▸ **What the task requires**
Report each line of the entries below that has the word "JSON" in it.

▬▬▬▬▬▬▬▬▬▬

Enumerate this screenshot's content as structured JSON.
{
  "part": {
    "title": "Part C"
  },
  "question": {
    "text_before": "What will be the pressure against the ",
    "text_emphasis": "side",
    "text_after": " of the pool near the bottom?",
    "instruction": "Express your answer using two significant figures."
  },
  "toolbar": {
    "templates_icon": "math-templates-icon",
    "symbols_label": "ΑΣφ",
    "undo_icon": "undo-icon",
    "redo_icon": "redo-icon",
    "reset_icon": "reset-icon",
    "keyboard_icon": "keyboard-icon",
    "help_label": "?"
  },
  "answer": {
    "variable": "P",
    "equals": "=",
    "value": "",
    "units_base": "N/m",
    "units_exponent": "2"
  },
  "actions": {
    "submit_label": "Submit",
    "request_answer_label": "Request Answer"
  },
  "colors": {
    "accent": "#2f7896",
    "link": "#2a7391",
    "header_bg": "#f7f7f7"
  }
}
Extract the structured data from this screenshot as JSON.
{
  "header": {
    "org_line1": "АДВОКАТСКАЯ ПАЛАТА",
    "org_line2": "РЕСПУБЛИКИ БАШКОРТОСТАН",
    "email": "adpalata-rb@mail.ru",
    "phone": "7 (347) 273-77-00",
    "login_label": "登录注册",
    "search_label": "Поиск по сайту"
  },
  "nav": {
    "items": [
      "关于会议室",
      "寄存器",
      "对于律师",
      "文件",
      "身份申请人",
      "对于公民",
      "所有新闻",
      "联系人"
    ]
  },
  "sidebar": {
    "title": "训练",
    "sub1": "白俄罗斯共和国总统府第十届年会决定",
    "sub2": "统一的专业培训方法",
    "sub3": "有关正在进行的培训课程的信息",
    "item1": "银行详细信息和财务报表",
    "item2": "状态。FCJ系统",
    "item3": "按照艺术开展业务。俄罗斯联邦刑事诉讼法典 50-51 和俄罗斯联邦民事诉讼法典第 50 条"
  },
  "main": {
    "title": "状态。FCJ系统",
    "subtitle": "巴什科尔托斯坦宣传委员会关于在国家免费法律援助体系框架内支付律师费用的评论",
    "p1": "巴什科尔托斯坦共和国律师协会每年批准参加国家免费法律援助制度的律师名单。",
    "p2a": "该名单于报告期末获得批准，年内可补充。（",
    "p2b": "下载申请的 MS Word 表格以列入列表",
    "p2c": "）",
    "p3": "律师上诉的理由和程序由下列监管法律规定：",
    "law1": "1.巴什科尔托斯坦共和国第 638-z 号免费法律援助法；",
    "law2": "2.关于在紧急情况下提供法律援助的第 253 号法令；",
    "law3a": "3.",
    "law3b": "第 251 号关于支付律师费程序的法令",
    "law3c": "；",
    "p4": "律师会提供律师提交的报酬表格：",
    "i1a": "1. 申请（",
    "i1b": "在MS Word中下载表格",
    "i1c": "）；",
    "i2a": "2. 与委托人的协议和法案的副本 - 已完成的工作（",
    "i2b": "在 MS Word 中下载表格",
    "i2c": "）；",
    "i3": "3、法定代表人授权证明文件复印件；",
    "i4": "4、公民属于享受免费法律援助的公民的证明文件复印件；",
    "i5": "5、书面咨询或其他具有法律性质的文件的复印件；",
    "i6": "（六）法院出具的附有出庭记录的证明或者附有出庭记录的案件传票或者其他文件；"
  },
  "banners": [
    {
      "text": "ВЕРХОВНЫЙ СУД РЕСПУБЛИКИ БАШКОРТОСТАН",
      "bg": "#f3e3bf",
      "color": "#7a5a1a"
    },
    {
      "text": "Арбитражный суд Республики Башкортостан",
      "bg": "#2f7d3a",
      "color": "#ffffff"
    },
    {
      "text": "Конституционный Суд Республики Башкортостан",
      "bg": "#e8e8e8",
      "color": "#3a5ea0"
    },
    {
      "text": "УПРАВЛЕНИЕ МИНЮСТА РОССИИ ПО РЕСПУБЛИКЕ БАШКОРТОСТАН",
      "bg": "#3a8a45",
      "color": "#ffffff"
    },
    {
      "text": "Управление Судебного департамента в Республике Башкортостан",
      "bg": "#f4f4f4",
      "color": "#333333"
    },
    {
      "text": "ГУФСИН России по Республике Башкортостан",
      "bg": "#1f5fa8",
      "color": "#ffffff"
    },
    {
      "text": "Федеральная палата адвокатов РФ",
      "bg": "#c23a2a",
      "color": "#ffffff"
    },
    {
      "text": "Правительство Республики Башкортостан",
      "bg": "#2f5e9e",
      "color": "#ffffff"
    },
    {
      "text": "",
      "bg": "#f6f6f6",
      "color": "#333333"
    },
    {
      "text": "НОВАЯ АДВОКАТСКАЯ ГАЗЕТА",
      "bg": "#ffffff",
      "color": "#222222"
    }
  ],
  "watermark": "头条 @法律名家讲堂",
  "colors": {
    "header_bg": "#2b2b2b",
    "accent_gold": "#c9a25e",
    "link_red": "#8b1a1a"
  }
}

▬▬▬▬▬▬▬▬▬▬

▸ **Task response**
Enumerate this screenshot's content as structured JSON.
Extract the structured data from this screenshot as JSON.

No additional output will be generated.